And then, after replacing the seeds, the man had pulled another cloth packet from some secret pocket inside his shirt. He unfolded it and showed the contents to Bergil with especial pride. My own hands found it, Mumbler said. Bergil realized that Mumbler must have just come back from one of his trips outside the city. Kingsfoil, foil for the king, foil for the king, for the coming of the king, my boy, they were good soldiers, good kings: the old ones.
He couldn’t run now, not because his strength was sapped, but because this part of the city was in utter ruin. He hadn’t been down this far yet, and he was afraid that if he stopped to consider the crumbled buildings and mounds of dead he would never find courage to move again. Some parts were still burning.
It was almost impossible to find, in the rubble, the remains of what had been Mumbler’s house.
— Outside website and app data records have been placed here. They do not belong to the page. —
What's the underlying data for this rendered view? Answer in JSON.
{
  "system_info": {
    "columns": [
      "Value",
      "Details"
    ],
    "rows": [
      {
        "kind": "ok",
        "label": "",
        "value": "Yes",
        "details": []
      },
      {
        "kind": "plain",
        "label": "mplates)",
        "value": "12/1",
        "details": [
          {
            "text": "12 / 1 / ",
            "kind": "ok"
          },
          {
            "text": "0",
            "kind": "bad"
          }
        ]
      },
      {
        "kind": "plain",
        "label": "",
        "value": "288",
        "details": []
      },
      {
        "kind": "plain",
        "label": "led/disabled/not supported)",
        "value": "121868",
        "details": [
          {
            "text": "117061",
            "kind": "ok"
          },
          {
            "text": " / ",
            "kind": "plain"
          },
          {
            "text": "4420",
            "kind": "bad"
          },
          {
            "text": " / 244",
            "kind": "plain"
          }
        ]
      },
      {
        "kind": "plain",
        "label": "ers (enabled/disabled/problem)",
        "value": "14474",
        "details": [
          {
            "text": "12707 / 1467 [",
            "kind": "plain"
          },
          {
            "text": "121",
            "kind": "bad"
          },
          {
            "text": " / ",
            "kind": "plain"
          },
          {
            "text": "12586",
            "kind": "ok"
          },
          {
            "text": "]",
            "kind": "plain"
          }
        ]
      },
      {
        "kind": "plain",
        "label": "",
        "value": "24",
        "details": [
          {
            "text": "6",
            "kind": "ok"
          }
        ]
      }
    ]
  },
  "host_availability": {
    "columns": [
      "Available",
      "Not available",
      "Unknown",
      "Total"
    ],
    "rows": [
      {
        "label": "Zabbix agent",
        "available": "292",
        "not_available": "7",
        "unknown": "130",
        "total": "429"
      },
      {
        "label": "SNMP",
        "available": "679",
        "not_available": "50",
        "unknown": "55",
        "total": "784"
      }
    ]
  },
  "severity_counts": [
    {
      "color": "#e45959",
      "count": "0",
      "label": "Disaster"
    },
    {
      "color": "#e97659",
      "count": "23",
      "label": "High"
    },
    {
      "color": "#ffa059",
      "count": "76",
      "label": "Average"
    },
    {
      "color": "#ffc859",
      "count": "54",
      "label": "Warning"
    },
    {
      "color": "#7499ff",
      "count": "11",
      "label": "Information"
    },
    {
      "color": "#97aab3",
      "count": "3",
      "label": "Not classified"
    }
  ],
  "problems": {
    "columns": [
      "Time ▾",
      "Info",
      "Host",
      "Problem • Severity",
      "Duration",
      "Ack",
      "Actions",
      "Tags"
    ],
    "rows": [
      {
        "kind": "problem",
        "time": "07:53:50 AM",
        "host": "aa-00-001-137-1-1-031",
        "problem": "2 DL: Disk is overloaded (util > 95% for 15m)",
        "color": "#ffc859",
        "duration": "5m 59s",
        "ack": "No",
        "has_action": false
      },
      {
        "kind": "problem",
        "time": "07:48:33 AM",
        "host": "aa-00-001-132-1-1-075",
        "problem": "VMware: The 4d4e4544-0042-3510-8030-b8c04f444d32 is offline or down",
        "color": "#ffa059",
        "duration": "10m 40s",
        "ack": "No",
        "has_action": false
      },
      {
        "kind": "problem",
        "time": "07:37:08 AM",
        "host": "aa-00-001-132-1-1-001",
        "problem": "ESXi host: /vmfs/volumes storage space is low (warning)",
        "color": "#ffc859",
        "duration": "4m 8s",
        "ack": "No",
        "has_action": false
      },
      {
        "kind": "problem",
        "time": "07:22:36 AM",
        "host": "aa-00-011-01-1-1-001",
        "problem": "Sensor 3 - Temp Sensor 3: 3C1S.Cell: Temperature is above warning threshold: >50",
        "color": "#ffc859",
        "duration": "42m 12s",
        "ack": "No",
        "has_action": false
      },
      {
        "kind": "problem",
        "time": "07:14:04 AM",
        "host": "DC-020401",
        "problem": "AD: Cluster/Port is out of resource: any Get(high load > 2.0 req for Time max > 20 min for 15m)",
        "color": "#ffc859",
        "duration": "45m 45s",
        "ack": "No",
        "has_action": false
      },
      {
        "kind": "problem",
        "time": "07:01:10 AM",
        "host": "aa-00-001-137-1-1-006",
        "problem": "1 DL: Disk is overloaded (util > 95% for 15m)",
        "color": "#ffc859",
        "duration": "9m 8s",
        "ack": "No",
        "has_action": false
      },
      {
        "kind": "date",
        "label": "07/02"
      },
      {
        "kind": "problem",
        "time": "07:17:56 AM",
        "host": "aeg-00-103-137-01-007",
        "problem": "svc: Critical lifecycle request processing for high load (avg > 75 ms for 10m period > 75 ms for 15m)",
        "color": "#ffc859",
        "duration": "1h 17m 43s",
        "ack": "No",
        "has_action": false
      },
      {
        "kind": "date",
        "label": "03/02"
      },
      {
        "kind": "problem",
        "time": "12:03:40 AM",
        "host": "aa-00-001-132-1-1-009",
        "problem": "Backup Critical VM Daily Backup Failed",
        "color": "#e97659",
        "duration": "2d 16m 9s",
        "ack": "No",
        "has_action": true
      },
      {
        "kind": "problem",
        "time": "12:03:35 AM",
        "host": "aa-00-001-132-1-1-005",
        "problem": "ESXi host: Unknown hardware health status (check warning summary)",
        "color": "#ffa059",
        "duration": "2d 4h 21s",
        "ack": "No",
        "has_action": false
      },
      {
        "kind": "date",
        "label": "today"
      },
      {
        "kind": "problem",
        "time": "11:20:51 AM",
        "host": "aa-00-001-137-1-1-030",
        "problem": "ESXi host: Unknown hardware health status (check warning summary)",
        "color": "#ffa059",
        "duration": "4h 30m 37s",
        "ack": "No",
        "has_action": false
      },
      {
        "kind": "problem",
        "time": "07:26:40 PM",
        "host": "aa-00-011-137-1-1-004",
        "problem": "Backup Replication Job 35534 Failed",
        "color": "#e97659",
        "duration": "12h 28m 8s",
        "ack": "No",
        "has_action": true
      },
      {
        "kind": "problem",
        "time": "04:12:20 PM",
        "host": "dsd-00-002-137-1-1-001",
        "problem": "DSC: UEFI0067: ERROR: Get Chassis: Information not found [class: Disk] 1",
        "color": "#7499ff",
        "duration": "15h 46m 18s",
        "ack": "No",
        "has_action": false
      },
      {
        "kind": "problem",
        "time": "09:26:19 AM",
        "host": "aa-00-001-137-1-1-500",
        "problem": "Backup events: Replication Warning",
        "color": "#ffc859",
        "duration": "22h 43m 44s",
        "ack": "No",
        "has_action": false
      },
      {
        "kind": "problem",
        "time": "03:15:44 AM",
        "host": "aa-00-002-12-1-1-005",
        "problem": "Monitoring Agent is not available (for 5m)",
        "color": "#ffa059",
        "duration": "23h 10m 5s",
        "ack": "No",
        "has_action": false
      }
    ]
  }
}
He couldn’t seem to get his bearings – this wasn’t the city he knew. Where were the clean white walls that he remembered? Did everything have to die at once?
He stood where he thought the house should have been. He recognized the buildings around it, but of this one nothing was left but a pile of stone. No, I must find it! he thought to himself, frantically. Please let me find it, oh please, lord Faramir must not die…
And then he saw something else: a scrawny arm sticking out from under fallen masonry, palm toward the sky. He remembered it well.
Even in his frenzy of haste, he could feel the morbid curiosity overcoming him. He approached the arm slowly, forgetting the scene of destruction, fixated on the elderly bones, the paper-like skin. Even when everyone else in the lower levels had evacuated, the old man had remained, true to his city to the very end even if he could do it no good.
Now Bergil was close enough to see, under a fallen boulder of masonry, the thin white wisps of hair stained with blood. The old man’s skull was distorted, crushed, and his face was hidden. And below his head there was some hard wooden thing. The chest.
Bergil froze. He knew in his heart that what was in that chest was what Ioreth needed so badly, maybe the only thing that could save lord Faramir. But the old man had died shielding it, hunched over it as if to protect it from the city, from everything he had ever known falling down around him.
That was the first moment that Bergil’s courage failed him. He could not bear the thought of the old man – who had dreamed so constantly of the old kings – laying down to die in his beaten city, and Bergil could not take the old man’s treasure from the grasp of his arms, where he held it as if it were a child.
He had to close his eyes and do it by feel. When, struggling to free the chest from the weight of the boulder that pinned the old man’s body down, his young arms brushed against the dead skin, he felt such a wave of black dread wash over him that for a moment he knew nothing. That, to him, was the feel of Nazgul circling in the sky, the weight of the enemy.
But at last the precious packet was in his hands, and he bolted away from the scene of death and misery up toward the clean streets of the sixth level, where candlelight warmed the little windows.
He hardly remembered later the furious speed of his trip up to the Houses of Healing, but he did remember the moment when he gave the cloth packet to the strange man and was suddenly terrified that this was actually not what was needed and his whole journey had been in vain. And then the man he would learn to call King looked at him with a gentle, knowing smile and said the words that Bergil would remember to his dying day, the words that made the sweetest moment of his life:
"It will serve. The worst is now over."
This is a work of fan fiction, written because the author has an abiding love for the works of J R R Tolkien. The characters, settings, places, and languages used in this work are the property of the Tolkien Estate, Tolkien Enterprises, and possibly New Line Cinema, except for certain original characters who belong to the author of the said work. The author will not receive any money or other remuneration for presenting the work on this archive site. The work is the intellectual property of the author, is available solely for the enjoyment of Henneth Annûn Story Archive readers, and may not be copied or redistributed by any means without the explicit written consent of the author.